--- Data Enclosed Below ---

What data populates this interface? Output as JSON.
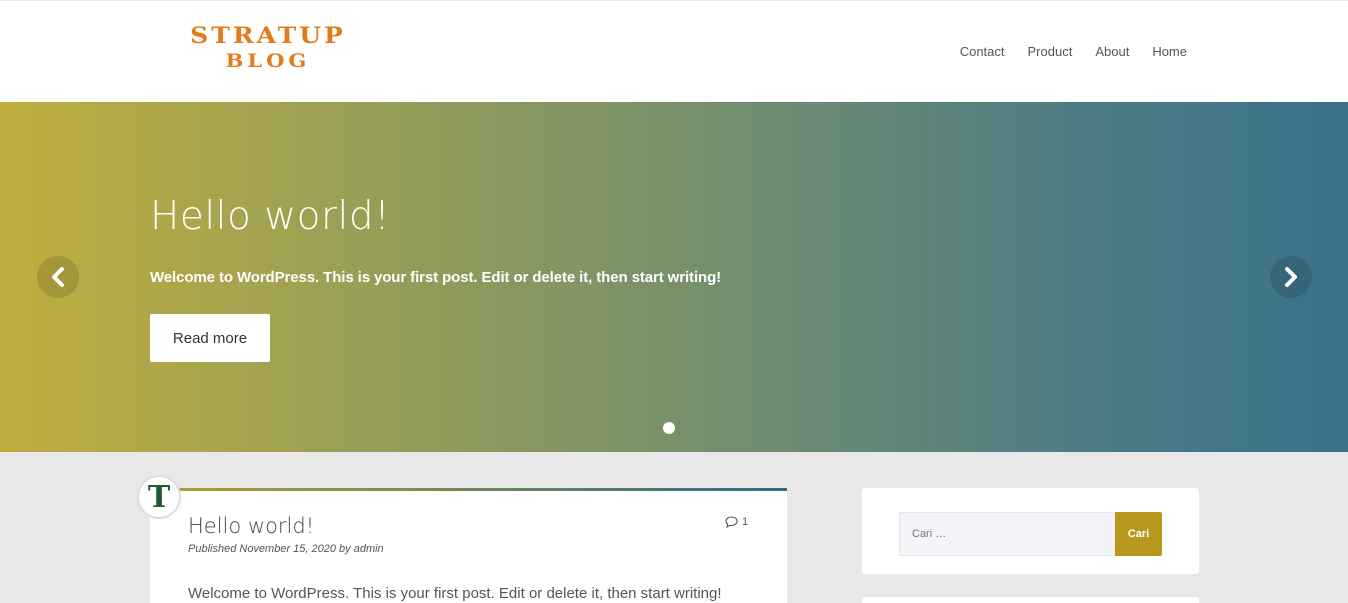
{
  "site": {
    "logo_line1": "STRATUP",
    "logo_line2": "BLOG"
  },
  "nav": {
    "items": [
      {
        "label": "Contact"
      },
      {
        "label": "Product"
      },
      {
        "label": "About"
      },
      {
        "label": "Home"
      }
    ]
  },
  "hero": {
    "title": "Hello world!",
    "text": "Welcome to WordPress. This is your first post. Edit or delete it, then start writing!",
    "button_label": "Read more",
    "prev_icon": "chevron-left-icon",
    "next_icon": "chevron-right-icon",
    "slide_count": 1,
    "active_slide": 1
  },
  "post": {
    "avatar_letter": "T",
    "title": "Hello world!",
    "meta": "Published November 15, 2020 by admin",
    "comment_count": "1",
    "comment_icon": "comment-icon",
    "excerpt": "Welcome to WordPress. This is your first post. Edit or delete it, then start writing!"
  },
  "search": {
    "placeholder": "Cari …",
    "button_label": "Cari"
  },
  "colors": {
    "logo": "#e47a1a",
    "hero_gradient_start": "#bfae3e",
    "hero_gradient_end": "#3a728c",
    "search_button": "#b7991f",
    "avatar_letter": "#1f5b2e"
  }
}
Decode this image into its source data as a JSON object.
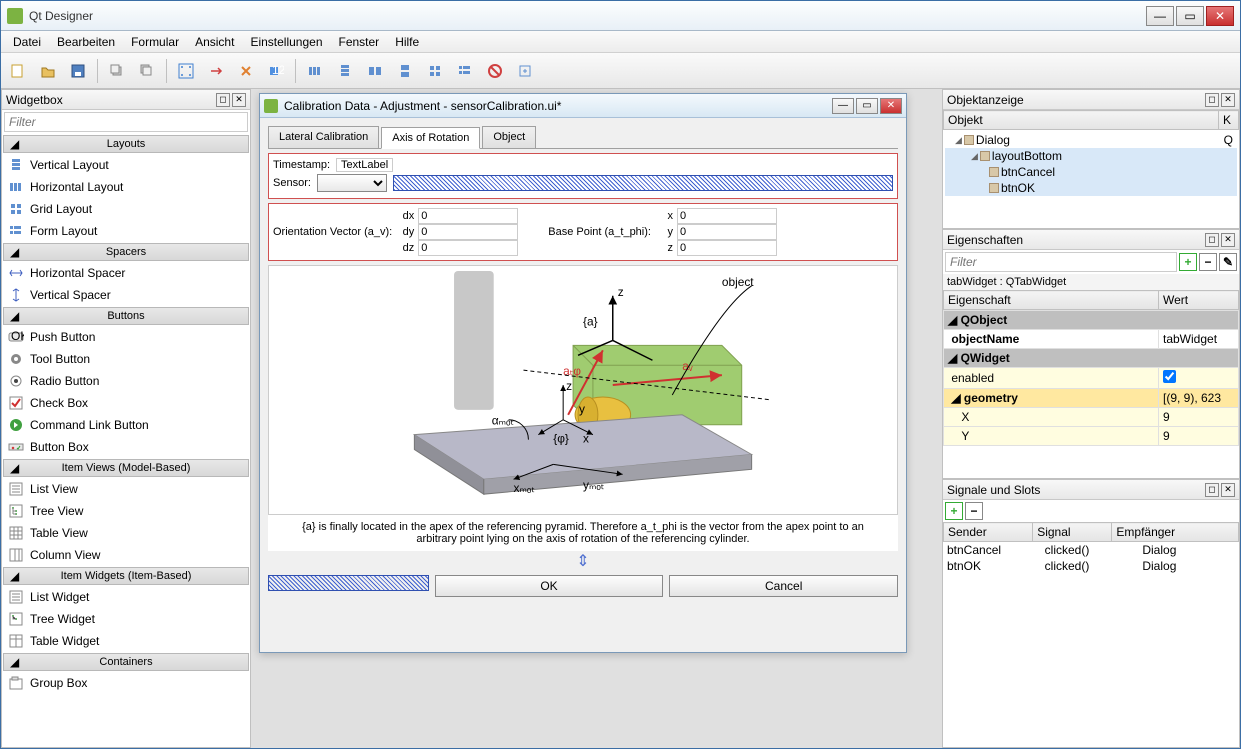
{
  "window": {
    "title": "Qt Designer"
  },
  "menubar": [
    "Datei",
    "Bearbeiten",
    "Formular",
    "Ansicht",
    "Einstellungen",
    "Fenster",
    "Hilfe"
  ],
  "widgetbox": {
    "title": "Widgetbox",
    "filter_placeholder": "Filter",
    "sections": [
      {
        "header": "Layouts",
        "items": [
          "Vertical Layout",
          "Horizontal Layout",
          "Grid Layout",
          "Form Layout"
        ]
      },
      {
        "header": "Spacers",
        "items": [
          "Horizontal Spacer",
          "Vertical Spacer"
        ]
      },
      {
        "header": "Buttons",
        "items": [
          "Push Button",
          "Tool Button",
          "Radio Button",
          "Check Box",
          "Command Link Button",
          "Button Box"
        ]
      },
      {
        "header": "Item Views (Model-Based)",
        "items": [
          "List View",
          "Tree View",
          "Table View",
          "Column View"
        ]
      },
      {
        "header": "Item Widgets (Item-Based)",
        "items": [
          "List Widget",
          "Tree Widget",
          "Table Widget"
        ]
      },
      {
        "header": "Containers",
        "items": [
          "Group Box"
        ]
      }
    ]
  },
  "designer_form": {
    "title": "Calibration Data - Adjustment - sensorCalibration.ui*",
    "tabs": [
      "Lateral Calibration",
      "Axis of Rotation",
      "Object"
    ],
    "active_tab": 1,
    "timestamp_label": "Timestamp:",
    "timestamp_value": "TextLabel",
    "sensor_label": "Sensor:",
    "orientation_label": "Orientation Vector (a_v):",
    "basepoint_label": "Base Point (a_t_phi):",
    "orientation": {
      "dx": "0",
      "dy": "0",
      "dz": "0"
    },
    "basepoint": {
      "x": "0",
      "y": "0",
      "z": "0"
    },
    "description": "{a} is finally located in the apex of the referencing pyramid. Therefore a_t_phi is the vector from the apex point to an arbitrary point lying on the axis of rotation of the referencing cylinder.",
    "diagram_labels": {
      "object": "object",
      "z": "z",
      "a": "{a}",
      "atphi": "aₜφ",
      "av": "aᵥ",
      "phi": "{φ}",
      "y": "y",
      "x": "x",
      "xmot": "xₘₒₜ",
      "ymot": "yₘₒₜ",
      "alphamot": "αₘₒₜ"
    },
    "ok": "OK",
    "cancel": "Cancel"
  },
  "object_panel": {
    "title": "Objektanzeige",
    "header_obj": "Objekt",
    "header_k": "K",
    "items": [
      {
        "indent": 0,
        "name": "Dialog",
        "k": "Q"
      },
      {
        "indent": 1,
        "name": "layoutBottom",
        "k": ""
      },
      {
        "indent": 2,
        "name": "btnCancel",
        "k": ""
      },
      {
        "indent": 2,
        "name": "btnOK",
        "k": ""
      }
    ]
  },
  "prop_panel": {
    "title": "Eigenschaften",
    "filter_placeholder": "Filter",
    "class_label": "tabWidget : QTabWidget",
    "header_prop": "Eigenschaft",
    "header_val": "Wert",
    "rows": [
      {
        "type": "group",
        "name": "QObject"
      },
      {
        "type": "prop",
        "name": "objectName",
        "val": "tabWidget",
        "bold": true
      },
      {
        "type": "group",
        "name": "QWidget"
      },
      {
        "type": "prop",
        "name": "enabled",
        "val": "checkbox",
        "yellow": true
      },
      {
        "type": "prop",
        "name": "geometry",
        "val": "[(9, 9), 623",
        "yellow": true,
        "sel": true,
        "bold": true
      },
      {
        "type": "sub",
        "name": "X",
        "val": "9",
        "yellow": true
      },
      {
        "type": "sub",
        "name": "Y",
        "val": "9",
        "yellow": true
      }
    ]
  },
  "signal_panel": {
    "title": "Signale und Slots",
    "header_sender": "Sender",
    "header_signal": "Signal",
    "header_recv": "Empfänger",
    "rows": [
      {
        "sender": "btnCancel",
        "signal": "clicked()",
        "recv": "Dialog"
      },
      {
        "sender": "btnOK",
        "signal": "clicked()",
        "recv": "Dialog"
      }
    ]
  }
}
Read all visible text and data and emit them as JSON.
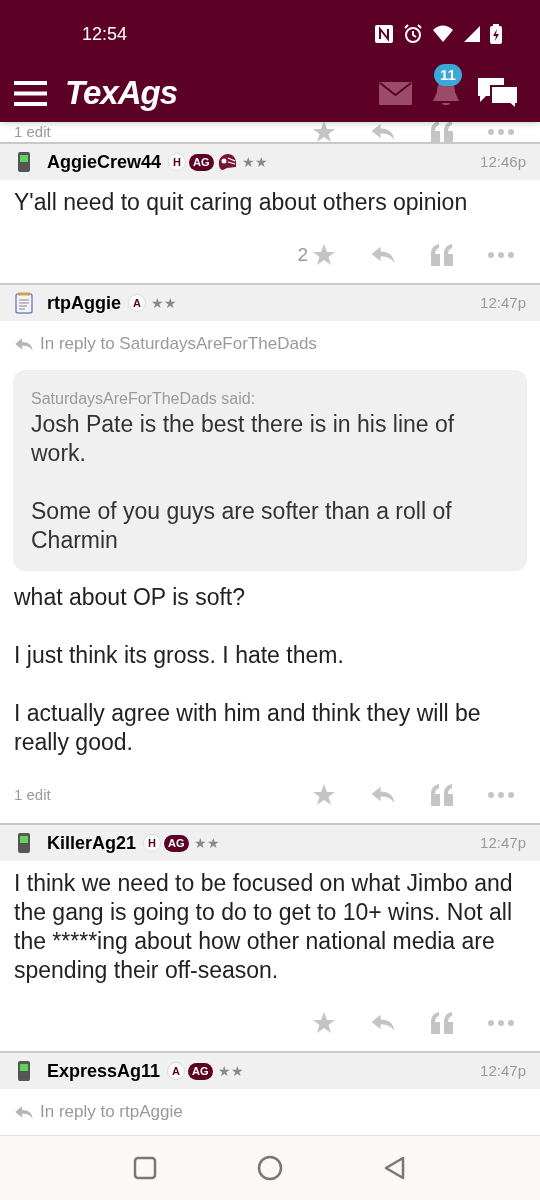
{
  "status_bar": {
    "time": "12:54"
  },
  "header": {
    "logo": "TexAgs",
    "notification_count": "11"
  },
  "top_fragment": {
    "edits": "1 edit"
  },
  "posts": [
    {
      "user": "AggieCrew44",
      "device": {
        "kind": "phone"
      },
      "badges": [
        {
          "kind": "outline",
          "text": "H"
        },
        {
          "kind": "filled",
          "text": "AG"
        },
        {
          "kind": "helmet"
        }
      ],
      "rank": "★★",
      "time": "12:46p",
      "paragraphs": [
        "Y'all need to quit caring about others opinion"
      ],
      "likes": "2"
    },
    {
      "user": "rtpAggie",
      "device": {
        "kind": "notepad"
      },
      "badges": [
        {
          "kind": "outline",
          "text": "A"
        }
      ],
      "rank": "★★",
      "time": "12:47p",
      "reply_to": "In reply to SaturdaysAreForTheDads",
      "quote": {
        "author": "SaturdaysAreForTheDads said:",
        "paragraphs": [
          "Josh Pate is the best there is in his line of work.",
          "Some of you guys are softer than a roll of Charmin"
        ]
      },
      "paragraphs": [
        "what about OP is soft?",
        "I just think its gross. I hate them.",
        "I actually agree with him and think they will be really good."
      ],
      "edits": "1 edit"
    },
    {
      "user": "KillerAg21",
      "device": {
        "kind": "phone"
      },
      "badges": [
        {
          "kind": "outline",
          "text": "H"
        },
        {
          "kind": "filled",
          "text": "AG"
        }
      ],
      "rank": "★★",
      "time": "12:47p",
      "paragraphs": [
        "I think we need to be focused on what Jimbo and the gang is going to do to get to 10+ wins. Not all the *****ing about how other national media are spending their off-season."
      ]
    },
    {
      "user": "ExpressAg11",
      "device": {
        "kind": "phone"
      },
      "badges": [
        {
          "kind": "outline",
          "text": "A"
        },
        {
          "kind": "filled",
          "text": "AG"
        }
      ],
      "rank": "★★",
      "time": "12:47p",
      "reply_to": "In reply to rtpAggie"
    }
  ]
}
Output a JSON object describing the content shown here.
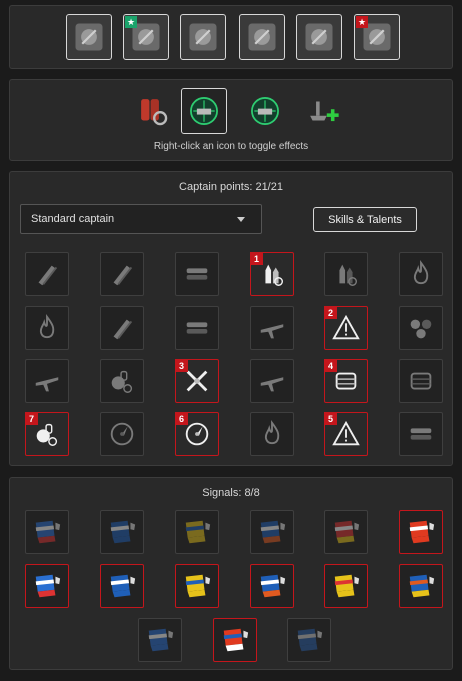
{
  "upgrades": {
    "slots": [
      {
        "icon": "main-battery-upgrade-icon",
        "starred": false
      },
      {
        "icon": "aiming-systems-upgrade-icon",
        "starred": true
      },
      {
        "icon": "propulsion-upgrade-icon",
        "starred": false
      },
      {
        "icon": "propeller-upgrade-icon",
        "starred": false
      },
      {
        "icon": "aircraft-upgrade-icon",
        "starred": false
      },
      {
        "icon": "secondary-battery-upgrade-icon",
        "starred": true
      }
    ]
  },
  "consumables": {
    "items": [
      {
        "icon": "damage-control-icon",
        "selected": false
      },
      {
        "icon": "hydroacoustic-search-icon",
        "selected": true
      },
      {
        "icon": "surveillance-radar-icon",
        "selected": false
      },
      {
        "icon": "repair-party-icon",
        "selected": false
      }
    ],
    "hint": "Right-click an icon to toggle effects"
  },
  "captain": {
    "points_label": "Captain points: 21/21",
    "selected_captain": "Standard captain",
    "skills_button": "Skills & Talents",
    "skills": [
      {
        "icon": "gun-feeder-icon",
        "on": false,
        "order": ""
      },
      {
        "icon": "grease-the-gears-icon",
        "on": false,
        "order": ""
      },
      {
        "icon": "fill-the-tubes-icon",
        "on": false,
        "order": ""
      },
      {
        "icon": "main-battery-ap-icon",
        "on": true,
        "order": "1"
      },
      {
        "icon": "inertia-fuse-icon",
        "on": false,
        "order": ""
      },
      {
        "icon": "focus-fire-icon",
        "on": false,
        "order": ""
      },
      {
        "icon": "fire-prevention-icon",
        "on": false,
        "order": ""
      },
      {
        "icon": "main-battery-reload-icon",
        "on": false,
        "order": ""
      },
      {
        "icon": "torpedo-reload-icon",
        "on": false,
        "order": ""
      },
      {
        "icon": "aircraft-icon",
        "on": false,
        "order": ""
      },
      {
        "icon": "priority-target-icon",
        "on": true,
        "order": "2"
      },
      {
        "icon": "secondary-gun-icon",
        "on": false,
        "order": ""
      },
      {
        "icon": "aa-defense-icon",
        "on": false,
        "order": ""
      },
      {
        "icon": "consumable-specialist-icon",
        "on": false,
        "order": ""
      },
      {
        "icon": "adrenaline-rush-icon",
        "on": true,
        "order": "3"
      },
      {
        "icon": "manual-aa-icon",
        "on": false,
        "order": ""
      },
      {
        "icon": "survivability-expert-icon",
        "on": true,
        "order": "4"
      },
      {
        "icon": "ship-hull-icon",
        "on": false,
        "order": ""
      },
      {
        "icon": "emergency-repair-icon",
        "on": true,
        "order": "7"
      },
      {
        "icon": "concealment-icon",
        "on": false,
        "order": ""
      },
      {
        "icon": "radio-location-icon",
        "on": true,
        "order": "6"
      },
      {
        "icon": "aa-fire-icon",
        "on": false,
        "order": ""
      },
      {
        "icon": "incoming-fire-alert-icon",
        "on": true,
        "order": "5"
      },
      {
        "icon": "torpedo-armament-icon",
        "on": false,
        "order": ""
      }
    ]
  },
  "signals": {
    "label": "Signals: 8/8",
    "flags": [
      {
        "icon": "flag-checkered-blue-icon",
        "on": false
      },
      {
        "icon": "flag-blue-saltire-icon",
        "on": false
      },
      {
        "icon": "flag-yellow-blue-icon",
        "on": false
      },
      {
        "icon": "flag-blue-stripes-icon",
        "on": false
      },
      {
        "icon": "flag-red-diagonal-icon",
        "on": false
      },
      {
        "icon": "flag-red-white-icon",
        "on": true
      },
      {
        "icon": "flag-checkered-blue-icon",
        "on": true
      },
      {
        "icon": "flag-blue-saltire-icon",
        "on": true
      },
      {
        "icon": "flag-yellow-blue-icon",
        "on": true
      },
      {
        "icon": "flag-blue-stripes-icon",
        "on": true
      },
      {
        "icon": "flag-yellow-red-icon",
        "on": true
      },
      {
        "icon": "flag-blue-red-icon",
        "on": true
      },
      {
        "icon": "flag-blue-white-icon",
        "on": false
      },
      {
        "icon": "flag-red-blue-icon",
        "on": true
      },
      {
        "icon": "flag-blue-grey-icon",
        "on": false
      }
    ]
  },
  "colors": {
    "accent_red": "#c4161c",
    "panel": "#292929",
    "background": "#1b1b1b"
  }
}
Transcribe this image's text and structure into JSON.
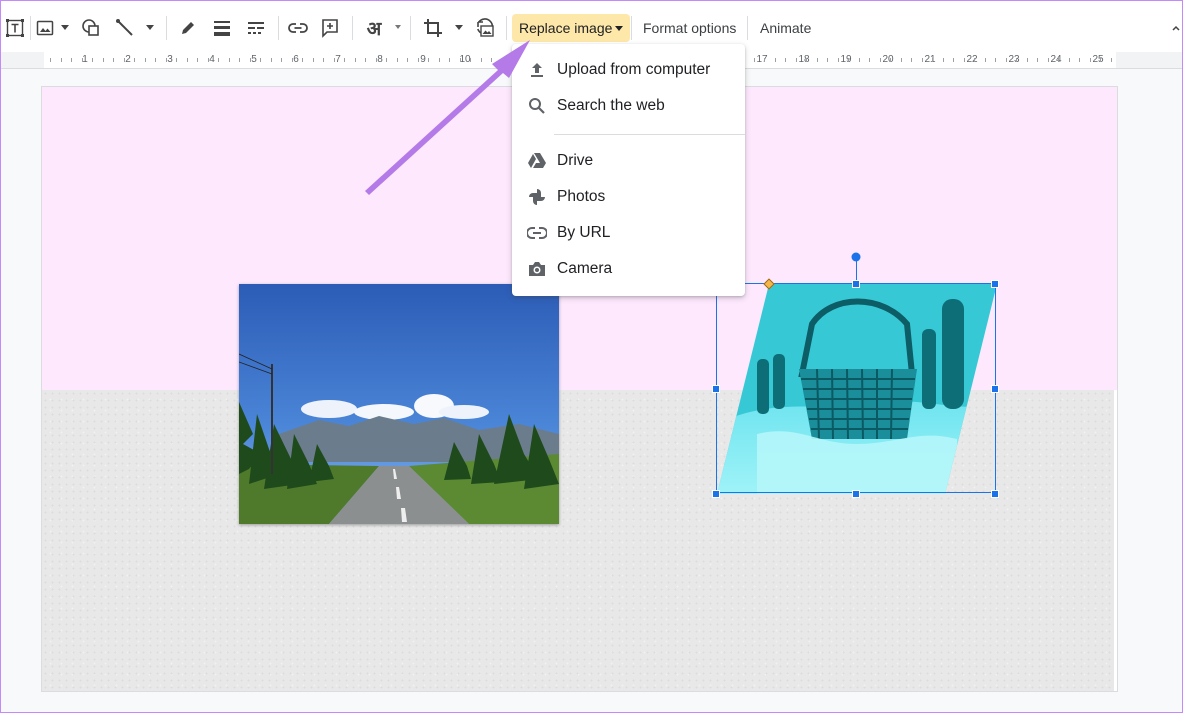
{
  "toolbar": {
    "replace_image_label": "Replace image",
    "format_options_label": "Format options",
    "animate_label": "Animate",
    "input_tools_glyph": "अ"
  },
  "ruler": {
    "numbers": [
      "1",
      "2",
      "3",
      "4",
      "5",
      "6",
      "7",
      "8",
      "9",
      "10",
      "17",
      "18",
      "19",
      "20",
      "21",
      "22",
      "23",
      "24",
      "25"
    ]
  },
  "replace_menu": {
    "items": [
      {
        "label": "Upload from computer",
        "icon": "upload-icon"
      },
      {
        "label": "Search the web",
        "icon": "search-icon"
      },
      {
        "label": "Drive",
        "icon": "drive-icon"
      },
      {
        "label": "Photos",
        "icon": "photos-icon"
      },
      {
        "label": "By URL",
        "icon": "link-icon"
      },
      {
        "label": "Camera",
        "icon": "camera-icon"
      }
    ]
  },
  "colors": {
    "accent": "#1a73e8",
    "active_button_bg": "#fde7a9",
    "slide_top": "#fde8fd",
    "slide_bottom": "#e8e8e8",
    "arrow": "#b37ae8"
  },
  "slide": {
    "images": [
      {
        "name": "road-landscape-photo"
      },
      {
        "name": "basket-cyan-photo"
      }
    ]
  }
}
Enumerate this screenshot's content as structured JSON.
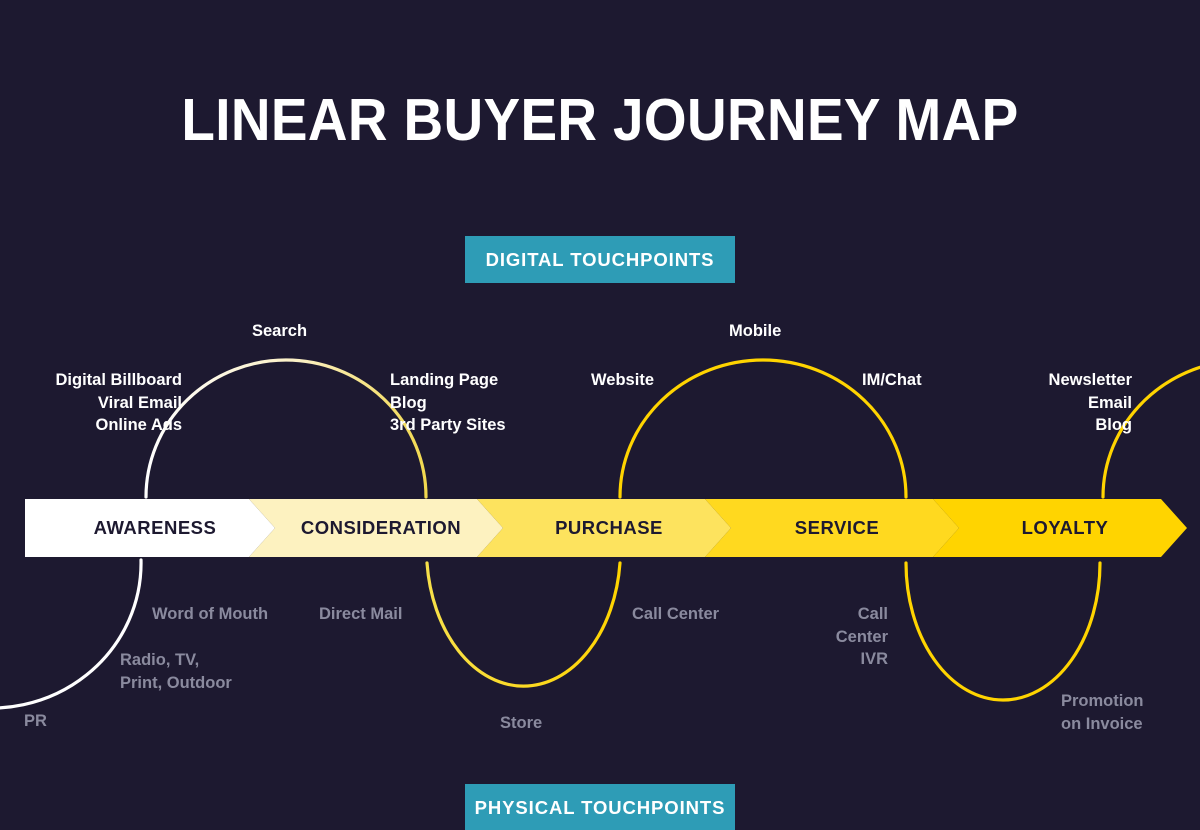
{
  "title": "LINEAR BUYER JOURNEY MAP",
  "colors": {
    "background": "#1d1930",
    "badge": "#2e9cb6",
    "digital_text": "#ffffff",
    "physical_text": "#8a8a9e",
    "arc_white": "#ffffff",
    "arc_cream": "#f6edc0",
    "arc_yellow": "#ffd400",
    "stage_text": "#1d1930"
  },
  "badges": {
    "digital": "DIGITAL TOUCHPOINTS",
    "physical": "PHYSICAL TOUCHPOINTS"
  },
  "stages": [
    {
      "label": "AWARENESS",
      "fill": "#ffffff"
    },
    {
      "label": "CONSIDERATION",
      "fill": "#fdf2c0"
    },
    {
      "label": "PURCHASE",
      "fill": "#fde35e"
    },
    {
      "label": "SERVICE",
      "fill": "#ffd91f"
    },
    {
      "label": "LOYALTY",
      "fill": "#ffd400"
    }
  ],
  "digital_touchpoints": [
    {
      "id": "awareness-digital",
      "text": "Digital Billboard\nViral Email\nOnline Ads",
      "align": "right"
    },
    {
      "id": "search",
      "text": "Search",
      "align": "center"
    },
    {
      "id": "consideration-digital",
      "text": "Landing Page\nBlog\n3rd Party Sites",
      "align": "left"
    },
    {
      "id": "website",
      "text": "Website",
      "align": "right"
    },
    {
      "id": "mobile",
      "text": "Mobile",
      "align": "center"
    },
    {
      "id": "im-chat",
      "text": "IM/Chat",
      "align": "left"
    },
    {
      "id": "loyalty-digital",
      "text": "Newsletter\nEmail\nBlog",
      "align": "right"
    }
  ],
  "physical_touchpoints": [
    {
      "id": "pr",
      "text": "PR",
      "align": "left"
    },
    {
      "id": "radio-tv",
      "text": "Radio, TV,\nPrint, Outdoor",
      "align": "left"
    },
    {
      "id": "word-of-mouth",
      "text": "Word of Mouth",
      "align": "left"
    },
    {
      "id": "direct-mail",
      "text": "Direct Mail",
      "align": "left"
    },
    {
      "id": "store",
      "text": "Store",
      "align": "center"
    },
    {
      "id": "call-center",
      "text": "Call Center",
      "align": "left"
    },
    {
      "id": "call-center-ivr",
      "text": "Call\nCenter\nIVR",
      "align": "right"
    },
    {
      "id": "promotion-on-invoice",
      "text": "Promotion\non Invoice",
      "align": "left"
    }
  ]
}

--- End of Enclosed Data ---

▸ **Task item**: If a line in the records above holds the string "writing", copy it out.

▸ **Solution below**:
    "text": "Welcome to WordPress. This is your first post. Edit or delete it, then start writing!",
    "excerpt": "Welcome to WordPress. This is your first post. Edit or delete it, then start writing!"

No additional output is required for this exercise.